I have used Hojoki during its private beta period but now it’s already in public beta so you can sign up and try it yourself. My first reaction is that it has a weird name. Well… not really, I know its Japanese but I learned more about on Hojoki’s about page. The name originated from a popular Japanese book which revolutionized how people thought about the flow of life way back in 1212. Hojoki aims to revolutionize how people think about the flow of work.
Take note that Hojoki is still work in progress. When I was testing it, some of the features are not yet perfect. For example, some of the connections to 3rd party apps may not work. This is expected because it is still in beta but quality of apps integration should be better after beta. Due to a number of API Hojoki has to support I can’t imagine how they are going to keep all those apps working 100%.
You can experiment on how you may use it. On my experience, Hojoki could be a great tool to aggregate all your online content (like a back-up) where you can search your tweets, bookmarks and files in one place. If you have a team of bloggers working on an article, setting up a Workplace where you can share references could be a better way to collaborate on real-time.
Think Hojoki as a FriendFeed for your cloud apps and you can imagine fun ways to use it.
Hojoki make all your cloud apps work as one and by that it means that you get one fee of all your productivity apps and other social apps. It gives you a central hub to see what’s happening on these apps so you could monitor everything in one place. It saves you time by eliminating the need to manage different tabs. You can create several workplaces where you can discuss everything happening on that workplace. For example, a developer workplace may include Pivotal Tracker, Github and Basecamp. If you are managing a project, you can easily glance on the activity streams and get a general idea on what’s happening with the development without looking at different web apps. In a way, you get to monitor all their activities without even spying them.
Business owners can also use Hojoki to discuss work and manage files to keep your team members well-informed. A business workplace in Hojoki would likely have Google Drive for online documents, Dropbox for file-sharing , Ta-da Lists for to-do or task management, and Google Calendar for event scheduling. These are just a few examples of different apps that you can connect in Hojoki that you integrate to work as one.
Furthermore, Hojoki can give you updates. Several apps provide direct link to shared content. You can see who shared it, what was shared and when. I’m not sure if Hojoki will also support location-based services in the future to support where.

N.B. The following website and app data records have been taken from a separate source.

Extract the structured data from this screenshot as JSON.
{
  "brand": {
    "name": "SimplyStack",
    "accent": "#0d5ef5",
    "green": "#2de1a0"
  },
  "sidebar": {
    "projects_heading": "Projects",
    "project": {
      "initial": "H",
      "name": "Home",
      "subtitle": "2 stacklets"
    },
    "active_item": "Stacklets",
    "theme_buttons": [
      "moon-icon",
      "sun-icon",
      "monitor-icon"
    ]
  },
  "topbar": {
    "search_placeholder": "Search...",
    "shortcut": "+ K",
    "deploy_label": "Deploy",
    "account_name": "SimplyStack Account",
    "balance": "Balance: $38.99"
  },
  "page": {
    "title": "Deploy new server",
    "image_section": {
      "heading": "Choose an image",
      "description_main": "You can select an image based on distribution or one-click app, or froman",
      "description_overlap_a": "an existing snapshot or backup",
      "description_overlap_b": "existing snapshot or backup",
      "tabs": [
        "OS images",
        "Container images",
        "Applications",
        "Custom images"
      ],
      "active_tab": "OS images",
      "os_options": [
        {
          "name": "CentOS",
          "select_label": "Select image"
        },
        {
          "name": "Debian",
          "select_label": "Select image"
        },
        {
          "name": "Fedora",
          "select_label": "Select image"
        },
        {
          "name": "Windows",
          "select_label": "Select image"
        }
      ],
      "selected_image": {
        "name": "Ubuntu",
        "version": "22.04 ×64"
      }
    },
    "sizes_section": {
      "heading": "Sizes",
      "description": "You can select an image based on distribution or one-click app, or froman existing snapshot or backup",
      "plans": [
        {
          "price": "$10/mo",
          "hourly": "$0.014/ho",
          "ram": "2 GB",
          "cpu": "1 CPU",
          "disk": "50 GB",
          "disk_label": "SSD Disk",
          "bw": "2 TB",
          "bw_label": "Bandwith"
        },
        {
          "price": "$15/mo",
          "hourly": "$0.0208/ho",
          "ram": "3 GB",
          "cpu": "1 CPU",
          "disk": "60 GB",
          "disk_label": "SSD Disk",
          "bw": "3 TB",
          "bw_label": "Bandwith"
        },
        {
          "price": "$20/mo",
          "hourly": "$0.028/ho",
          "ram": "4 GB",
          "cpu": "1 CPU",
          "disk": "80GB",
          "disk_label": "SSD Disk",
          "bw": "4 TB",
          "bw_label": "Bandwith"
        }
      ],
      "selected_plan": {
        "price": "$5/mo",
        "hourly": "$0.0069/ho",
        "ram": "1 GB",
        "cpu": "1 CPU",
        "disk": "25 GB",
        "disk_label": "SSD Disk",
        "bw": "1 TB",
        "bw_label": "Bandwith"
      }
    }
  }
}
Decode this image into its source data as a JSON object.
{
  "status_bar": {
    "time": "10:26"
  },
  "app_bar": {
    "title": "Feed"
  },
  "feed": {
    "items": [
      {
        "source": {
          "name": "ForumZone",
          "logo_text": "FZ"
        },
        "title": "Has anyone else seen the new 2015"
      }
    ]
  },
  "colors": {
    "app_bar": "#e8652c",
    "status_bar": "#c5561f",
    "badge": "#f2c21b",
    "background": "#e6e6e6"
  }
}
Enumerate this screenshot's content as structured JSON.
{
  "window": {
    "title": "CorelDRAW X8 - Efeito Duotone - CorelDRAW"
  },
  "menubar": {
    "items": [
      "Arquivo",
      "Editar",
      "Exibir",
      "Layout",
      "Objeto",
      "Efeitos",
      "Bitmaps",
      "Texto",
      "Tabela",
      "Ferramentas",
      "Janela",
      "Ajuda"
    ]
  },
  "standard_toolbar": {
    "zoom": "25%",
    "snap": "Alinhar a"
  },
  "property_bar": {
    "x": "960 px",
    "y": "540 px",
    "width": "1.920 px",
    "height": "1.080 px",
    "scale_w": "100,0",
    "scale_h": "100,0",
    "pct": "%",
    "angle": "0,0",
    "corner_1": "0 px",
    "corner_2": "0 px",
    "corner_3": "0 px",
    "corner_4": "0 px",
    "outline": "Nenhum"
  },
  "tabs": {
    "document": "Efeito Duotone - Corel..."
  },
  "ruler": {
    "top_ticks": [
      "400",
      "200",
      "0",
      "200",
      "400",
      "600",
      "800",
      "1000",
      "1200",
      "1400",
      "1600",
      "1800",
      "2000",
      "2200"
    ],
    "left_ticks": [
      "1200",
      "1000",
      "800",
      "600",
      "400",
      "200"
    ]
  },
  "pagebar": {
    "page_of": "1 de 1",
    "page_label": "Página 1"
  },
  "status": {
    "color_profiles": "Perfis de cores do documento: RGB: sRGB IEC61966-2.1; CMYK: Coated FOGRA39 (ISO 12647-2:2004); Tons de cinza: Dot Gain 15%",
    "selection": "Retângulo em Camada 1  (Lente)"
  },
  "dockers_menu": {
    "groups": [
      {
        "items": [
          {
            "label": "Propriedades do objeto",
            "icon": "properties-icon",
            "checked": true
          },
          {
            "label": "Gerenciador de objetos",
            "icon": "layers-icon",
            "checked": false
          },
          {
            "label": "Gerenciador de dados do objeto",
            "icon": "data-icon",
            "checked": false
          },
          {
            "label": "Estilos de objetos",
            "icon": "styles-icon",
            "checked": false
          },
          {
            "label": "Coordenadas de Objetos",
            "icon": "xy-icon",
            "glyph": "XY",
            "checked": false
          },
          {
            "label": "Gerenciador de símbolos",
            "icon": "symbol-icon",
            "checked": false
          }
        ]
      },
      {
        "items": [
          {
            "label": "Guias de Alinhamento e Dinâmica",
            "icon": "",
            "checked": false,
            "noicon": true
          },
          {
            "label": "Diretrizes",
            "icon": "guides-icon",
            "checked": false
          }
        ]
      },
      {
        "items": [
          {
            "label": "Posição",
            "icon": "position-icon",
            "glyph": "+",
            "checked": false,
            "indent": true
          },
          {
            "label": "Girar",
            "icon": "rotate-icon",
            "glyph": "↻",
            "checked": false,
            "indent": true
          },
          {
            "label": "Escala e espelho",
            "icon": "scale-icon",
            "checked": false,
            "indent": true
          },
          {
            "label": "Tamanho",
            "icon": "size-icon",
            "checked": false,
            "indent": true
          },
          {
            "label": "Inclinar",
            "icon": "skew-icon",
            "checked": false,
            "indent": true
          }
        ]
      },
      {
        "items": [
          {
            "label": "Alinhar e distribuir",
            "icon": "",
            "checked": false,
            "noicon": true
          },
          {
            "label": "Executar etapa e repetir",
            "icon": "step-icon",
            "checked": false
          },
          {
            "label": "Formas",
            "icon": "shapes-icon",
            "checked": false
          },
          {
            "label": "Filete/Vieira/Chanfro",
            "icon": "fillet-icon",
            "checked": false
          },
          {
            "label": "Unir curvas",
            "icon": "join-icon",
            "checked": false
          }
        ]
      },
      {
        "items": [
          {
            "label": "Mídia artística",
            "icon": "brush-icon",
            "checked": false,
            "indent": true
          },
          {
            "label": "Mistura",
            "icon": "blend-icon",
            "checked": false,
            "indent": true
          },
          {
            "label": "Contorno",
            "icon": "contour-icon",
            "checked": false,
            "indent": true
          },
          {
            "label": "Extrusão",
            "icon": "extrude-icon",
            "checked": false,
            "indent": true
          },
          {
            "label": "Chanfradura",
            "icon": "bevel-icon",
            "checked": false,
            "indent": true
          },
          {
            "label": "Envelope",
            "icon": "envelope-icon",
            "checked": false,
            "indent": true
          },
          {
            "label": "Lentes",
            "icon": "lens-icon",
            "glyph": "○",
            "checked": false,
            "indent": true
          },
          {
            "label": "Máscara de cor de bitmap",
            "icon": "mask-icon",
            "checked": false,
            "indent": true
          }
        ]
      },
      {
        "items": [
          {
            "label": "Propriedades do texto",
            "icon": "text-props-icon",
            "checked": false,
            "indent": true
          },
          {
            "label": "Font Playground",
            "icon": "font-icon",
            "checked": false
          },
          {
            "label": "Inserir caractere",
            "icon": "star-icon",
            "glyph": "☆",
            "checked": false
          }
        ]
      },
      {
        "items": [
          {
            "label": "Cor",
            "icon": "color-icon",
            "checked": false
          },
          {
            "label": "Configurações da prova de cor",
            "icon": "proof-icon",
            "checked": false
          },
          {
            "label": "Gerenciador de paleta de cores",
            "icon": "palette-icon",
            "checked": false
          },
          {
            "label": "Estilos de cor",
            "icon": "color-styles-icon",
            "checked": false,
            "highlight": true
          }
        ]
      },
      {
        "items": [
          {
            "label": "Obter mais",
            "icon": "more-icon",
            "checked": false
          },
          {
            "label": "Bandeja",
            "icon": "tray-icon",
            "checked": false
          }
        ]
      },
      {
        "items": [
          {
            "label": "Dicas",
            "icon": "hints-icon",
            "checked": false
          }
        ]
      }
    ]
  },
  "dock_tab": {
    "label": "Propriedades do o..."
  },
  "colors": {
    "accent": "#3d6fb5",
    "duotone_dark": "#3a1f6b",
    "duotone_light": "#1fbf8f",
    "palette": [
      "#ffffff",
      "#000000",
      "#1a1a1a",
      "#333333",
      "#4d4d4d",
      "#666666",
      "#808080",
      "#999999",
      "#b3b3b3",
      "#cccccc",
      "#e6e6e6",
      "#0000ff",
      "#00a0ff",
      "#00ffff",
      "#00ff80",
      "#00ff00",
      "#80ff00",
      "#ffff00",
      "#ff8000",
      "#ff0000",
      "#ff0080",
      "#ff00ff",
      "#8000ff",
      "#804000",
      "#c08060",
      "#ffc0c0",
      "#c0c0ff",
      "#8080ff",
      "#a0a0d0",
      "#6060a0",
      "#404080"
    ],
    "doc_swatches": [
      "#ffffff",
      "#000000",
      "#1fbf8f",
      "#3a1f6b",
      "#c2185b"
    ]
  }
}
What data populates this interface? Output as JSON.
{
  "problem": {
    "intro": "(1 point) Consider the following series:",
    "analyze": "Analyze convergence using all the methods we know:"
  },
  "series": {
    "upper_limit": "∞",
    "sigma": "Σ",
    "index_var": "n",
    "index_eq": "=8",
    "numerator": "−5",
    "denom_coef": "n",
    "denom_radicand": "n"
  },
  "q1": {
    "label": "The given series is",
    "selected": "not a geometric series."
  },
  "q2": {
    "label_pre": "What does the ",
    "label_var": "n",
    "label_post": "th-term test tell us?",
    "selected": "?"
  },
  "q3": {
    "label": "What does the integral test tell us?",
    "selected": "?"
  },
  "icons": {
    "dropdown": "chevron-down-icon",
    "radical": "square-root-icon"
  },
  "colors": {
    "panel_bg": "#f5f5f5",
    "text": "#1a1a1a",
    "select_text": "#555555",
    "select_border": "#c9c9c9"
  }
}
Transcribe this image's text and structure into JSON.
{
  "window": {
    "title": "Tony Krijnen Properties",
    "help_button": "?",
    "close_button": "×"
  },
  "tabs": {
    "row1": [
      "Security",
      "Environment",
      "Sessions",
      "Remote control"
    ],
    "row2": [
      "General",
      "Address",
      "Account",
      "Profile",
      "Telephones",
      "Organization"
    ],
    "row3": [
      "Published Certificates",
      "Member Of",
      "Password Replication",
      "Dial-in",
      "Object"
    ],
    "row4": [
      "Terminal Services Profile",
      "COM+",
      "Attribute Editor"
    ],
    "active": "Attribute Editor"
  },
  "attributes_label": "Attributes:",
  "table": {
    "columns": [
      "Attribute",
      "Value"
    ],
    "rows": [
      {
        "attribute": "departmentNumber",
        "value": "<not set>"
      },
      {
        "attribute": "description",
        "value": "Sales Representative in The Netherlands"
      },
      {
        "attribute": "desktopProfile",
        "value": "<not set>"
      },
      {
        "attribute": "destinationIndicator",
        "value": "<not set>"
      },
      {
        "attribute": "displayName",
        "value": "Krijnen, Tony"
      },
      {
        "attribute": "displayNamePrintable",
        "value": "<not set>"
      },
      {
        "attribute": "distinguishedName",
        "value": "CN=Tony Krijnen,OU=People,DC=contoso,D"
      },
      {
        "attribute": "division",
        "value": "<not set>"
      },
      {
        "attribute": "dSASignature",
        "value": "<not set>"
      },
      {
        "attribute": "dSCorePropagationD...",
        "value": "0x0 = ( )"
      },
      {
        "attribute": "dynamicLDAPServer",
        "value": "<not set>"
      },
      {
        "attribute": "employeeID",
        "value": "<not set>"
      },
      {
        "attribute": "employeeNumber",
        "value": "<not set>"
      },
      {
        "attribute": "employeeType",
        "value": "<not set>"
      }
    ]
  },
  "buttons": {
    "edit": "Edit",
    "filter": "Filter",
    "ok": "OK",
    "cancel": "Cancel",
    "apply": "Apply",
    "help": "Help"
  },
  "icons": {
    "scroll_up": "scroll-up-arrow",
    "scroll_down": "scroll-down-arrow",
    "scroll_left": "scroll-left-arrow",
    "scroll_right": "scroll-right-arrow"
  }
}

Collaboration is made possible on the activity streams. You can assign an application to a workspace and you can further define what can be shared to these workspaces. For example, you can define a shared folder for Dropbox that you wish to share to your Hojoki workspace. Only the updates on your shared folder will appear on that workspace. When you add files on your private folders, they will not appear in Hojoki.
Tagging and mentions are also supported; You can use them to filter content and drill down to specific items.
At the moment there are 20 supported apps in Hojoki:
- Basecamp classic
- Google Calendar
- Google Contacts
- Google Drive and Docs
- Google Reader
- Pivotal Tracker
- Ta-da Lists
And to make it better, future support for these web apps are planned:
As you can see, both iOS and Android version are virtually the same.
I find the mobile app quite limited in functionality. You can only refresh the activity streams, connect apps and reply the shared items but you can’t search. It’s great for knowing what is happening and reply to current updates but you can’t do much with the mobile app now. I hope they include more features found in the web app to the mobile app.
Hojoki Alternatives / Competition
Cloud aggregation is getting momentum because there are so many things you can on the web and keeping your files in one place is almost impossible to do now that we are almost living in the cloud. It only takes another app to make all these data source connected and linked together to make it more manageable.
Hojoki is doing something more than just aggregating data. It is giving users a new way to work with cloud apps but several apps like busyflow.com and 300.mg are doing almost the same thing. So far Hojoki is leading with the most number of supported applications and appears to be the most popular.
In summary, I would like to see more up-coming cloud apps to be integrated with Hojoki. I fancy that Hojoki would support moving or copying files from one source to another but Hojoki can only “broadcast” activities now. You can’t manage the files that you are working on connected cloud apps yet. Some services actually do this already so the talented team in Hojoki might as well do the same in the future. It seems that the focus now is to support more web apps. If they plan to add more management features, it could be a killer-app for everyone.
It’s good to know that Hojoki will always have a free version. I hope the freemium business model will work for them and I look forward to see better ways to manage cloud apps using services like Hojoki.